» **About this exercise**
Could you copy out all the lines in the material below where the word "glyph" occurs?

» **Source material**
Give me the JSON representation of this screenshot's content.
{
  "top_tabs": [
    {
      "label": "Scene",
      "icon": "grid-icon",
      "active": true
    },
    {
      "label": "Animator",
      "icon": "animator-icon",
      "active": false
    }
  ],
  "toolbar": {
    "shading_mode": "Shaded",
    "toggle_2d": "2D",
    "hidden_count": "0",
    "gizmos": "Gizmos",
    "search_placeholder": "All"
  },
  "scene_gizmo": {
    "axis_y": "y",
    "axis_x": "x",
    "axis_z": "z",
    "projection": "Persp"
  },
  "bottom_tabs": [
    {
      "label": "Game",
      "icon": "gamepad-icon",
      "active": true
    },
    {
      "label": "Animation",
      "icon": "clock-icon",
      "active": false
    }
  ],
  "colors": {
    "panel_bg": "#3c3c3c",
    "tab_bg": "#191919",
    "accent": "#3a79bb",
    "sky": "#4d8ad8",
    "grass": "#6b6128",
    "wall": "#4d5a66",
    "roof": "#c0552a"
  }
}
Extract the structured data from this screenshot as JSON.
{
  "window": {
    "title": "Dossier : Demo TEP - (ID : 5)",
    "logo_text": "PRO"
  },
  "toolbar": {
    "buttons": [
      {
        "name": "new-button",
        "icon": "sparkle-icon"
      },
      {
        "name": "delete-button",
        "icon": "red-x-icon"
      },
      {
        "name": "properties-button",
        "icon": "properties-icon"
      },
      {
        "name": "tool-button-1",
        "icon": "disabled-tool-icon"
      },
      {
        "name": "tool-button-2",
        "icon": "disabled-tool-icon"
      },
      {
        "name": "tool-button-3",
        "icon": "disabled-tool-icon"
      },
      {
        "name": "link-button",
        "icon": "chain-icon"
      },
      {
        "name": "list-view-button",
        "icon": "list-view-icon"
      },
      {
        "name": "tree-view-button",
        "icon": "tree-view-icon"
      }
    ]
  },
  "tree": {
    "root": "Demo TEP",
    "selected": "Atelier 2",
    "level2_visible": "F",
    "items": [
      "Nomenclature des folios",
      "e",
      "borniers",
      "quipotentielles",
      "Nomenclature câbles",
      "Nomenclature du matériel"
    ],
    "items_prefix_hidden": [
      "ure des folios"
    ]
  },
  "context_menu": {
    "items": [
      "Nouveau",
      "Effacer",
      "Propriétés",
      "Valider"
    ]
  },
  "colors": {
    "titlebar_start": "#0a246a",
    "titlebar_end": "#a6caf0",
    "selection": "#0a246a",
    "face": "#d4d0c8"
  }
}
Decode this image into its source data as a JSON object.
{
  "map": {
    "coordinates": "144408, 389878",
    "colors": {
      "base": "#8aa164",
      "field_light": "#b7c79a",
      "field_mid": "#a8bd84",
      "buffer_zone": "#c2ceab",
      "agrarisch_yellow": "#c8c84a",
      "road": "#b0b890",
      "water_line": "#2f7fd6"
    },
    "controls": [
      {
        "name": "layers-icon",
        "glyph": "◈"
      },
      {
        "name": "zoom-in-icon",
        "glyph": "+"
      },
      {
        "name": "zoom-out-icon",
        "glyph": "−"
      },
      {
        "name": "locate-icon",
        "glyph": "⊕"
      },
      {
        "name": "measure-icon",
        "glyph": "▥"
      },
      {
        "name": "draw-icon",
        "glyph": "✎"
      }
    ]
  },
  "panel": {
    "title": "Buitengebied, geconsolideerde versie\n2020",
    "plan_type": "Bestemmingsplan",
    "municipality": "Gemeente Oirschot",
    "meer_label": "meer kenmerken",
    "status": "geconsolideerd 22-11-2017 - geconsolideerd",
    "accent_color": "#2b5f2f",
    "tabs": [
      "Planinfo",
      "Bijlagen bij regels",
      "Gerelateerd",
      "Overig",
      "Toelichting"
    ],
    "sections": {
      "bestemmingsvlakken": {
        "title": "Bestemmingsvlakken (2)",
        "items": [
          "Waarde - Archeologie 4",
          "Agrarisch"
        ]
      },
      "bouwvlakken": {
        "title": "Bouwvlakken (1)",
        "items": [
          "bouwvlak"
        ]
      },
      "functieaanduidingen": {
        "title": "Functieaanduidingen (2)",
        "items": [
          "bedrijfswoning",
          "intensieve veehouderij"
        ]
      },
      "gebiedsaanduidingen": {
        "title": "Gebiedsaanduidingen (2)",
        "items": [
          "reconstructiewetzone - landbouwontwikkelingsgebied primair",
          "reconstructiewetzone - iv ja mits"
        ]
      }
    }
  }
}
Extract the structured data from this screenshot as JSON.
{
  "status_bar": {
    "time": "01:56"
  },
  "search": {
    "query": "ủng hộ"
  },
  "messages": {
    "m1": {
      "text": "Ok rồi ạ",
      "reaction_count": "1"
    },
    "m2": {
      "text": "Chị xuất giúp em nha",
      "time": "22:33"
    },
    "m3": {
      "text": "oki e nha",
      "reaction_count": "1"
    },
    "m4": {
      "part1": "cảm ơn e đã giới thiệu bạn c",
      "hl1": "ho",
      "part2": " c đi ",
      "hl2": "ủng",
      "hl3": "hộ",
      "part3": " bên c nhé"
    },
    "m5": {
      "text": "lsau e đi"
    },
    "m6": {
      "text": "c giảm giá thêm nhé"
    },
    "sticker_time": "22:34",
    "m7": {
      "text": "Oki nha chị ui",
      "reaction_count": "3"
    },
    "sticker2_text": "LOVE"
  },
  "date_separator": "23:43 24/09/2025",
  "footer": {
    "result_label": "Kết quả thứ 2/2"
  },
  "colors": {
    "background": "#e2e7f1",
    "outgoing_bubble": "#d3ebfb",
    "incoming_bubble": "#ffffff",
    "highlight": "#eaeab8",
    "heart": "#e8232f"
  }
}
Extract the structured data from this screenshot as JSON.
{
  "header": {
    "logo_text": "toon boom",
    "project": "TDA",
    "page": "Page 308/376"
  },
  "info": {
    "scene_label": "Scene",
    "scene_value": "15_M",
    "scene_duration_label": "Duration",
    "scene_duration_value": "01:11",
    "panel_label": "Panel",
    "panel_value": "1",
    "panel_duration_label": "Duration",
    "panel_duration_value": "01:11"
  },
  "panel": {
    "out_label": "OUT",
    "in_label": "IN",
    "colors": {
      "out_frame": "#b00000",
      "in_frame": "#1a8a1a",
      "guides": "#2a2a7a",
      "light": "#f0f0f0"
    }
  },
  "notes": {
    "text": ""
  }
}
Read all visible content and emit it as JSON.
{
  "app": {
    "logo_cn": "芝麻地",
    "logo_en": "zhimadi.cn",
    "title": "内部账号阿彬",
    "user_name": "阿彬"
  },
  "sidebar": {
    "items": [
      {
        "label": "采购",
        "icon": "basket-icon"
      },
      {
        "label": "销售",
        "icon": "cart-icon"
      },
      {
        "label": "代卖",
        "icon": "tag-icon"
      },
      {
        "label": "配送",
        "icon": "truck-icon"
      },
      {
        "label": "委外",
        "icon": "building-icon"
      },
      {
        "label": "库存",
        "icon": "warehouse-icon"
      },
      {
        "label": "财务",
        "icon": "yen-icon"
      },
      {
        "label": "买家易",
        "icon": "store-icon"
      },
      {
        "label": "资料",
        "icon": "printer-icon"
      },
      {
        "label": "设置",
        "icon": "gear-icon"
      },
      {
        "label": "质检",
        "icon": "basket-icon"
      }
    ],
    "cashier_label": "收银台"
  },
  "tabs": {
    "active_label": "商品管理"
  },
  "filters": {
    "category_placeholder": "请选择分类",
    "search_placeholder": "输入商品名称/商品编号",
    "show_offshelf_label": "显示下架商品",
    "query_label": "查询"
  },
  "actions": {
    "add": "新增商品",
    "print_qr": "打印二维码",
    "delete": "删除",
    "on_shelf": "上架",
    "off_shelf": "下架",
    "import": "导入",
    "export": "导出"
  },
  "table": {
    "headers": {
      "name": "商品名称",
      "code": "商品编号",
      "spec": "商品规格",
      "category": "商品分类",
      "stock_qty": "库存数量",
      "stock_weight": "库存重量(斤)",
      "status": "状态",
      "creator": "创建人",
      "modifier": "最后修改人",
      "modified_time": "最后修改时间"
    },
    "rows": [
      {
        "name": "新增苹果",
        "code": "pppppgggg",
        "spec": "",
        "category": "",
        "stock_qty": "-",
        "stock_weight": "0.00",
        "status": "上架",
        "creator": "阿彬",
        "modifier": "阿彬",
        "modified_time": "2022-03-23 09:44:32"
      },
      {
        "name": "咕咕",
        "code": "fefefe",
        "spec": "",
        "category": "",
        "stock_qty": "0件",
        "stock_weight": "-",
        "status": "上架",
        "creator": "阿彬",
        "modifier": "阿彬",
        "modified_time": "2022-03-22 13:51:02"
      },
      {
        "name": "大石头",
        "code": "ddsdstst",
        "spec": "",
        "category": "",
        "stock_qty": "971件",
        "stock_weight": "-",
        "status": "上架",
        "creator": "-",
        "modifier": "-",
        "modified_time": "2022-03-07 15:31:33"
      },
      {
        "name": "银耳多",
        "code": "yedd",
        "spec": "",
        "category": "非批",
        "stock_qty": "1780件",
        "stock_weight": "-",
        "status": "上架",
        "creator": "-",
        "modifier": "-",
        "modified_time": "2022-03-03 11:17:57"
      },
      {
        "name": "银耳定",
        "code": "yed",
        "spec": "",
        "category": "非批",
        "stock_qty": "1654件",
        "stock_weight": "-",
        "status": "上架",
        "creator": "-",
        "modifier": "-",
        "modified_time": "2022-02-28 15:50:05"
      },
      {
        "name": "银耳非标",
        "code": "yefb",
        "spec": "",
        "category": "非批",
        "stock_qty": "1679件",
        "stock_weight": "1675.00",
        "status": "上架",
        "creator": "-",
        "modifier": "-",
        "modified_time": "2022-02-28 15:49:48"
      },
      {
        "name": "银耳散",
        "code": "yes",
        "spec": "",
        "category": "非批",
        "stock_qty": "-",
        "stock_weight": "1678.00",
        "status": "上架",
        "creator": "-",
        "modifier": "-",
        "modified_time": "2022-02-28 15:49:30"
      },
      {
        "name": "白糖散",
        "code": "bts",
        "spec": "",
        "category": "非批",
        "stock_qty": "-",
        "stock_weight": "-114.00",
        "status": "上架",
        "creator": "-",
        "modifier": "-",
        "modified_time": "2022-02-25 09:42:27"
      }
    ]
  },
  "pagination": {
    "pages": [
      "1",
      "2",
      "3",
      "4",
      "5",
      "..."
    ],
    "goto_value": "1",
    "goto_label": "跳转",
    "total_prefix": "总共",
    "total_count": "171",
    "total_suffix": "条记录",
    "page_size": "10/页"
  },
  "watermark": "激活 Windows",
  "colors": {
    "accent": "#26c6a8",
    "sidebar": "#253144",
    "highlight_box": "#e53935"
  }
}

» **Solution**
        "glyph": "◈"
        "glyph": "+"
        "glyph": "−"
        "glyph": "⊕"
        "glyph": "▥"
        "glyph": "✎"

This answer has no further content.